It must be difficult being the developer of a Sports game. Not a one-off Sports (as in EA Sports replete with upper-cased 'S') game, mind you, but the same Sports game every year – either the might of Madden
in the United States or the equally huge FIFA Soccer
for the civilised world.
With the series lasting as long as it has, it must be slightly daunting to try and make the next game improve on last year’s while all the time ensuring it doesn’t feel lose the qualities that made it so popular in the first place. At least for the devs working on the Soccer franchise (and no, SPOnG is not entering into any tedious arguments about ‘football’ versus ‘soccer’) there is some competition in the form of Pro Evolution Soccer
I was taken through the latest online offering for FIFA 08 by Paul Hossack, online producer for the last-gen, PS2 and PC versions of the game.
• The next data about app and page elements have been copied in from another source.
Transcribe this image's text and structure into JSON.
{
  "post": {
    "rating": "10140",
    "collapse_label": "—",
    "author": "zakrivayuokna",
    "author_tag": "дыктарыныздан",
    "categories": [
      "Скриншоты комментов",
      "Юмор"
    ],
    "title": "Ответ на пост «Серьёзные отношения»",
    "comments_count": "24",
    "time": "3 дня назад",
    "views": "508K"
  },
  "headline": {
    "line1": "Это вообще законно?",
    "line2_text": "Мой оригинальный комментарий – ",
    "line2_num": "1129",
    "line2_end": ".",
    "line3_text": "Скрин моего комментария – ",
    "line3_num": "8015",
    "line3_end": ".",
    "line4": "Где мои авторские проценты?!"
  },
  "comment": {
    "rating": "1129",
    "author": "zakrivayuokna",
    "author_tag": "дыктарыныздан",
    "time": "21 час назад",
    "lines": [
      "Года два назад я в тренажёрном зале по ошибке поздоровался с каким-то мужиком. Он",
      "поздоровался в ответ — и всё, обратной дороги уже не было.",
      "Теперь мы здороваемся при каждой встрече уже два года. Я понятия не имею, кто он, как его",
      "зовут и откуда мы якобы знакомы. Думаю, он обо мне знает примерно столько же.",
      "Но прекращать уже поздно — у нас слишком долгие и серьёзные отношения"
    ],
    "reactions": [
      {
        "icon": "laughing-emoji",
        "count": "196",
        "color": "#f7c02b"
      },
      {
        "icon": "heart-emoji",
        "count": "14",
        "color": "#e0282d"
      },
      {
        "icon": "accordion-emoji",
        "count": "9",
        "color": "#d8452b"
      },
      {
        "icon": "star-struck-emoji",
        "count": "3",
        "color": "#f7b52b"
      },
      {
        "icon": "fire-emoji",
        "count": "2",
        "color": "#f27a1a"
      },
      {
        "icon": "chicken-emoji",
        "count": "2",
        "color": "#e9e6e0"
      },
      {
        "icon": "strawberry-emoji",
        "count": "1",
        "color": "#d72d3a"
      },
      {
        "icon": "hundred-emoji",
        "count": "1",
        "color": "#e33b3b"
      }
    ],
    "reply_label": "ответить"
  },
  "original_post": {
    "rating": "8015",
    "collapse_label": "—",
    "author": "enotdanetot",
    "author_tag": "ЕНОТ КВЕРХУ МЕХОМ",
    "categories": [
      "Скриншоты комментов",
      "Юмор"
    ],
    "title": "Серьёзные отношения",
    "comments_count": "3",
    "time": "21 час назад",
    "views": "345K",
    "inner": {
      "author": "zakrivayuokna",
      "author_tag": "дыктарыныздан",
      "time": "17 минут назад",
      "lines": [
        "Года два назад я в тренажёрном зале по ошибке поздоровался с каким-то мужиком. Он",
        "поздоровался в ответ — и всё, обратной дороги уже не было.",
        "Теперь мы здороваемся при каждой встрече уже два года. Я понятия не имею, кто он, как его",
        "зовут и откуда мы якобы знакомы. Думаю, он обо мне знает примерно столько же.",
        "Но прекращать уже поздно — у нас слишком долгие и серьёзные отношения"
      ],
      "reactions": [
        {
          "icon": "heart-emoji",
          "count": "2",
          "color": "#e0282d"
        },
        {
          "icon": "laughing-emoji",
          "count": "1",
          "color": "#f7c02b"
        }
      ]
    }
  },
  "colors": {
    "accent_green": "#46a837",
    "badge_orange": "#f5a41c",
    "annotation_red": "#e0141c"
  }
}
You can read our Q&A with Paul right here
when you’ve finished this.
The ‘Be A Pro’ mode in question is a rather involved affair that someone like me, who’s never really dabbled in the ways of football (although I’ll happily cheer England on internationally), really connected with. Starting in the Create-A-Player menu, you mould a digital version of yourself and build your attribute points as normal (or you can cheat and pick any famous player in the game). Then you follow that one player in a Career mode of sorts, focusing on building yourself up as a fantastic team member – in matches you only control your chosen Pro. The trick is to play with the CPU co-operatively when you have the ball, calling for passes and shots when you don’t.
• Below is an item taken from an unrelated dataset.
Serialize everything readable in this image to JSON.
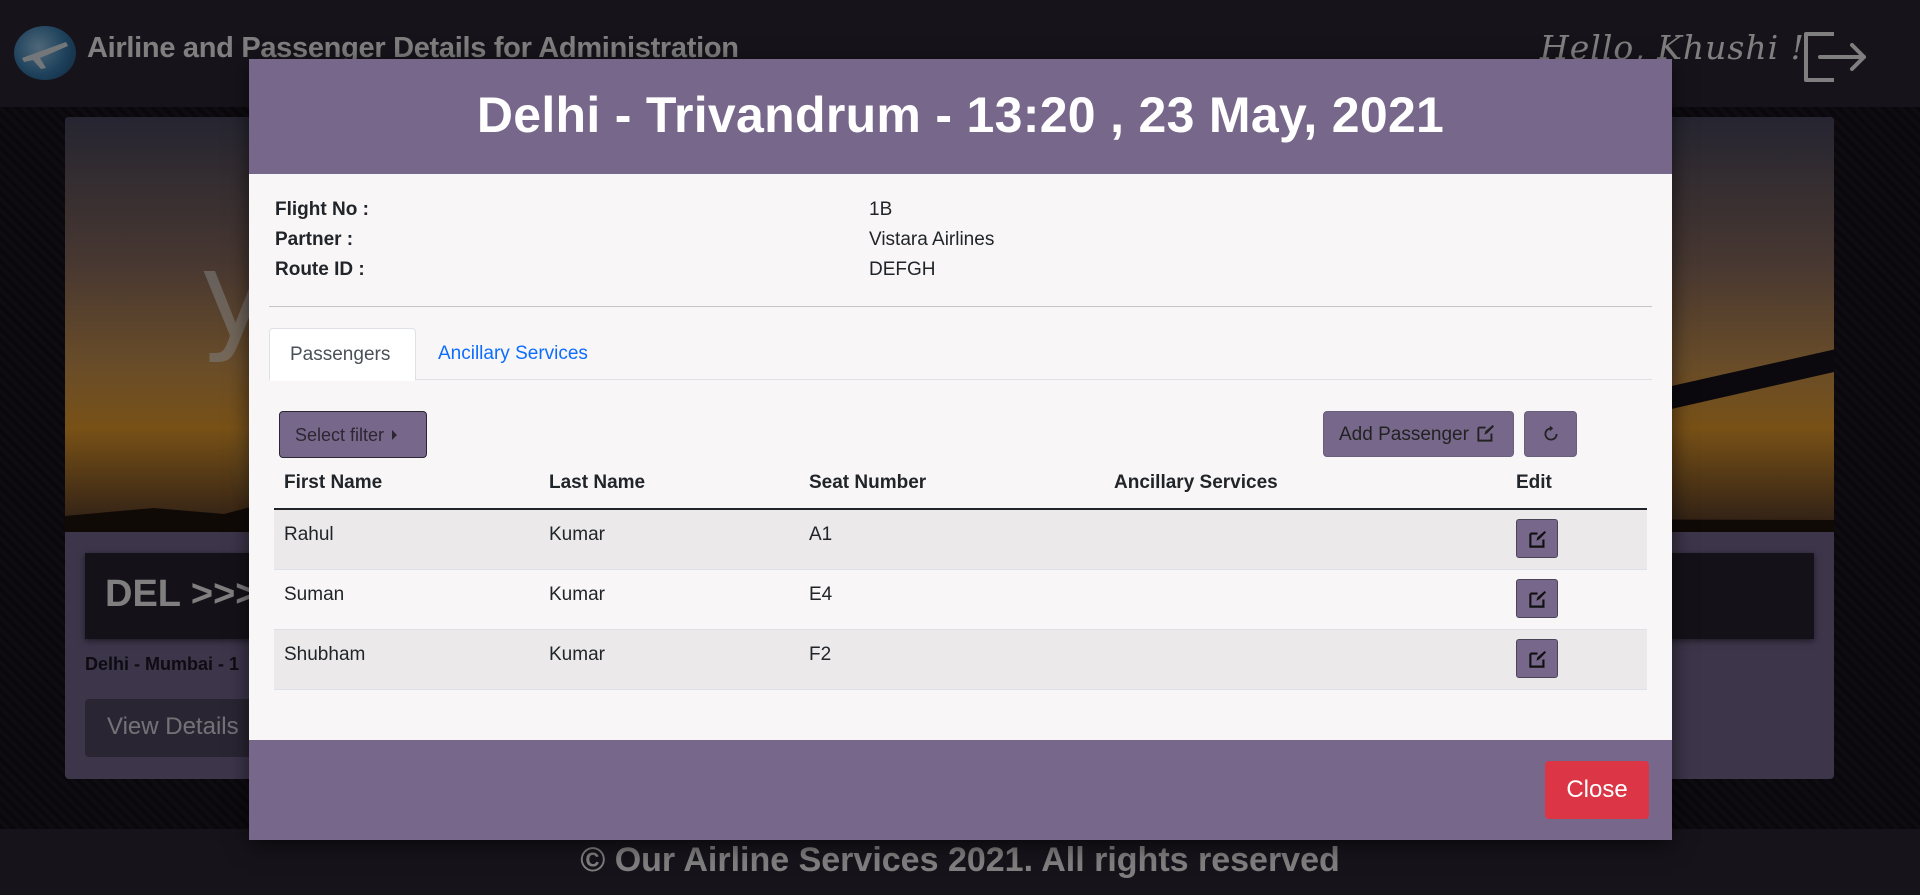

In each game you play, a task is presented that will earn you experience points as you complete them. When going solo you get single tasks, but the beauty is playing the game with a friend who also has a Pro to train – in this case you get a team task that requires both players to work together. For example, it can be a task to pass 10 times to each other, or to stay onside throughout the whole match. At the end of each game a stats screen will pop up showcasing how many times each player has called and received a pass - a perfect solution to full-time arguments, so not really very authentic at all (you’ll understand that one if you’ve ever actually had a post-game argument. Ed
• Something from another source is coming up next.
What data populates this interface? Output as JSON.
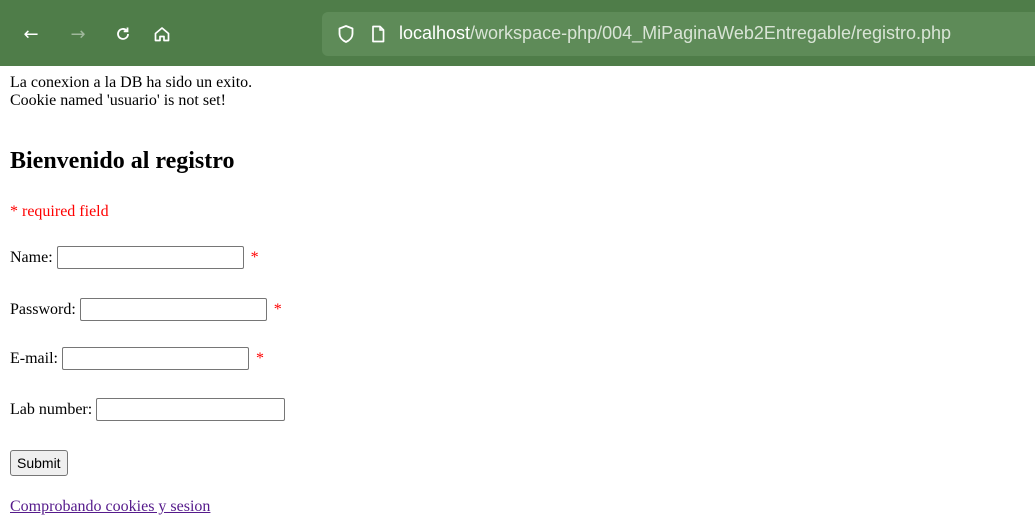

Essentially, the new mode is very loosely like an RPG. Either way, it’s a great way to add depth to a game genre that has, to me, just looked like kicking a ball around. According to EA, the mode will also entice people who actually play football as well, through the personal experience that the ‘Be A Pro’ mode brings.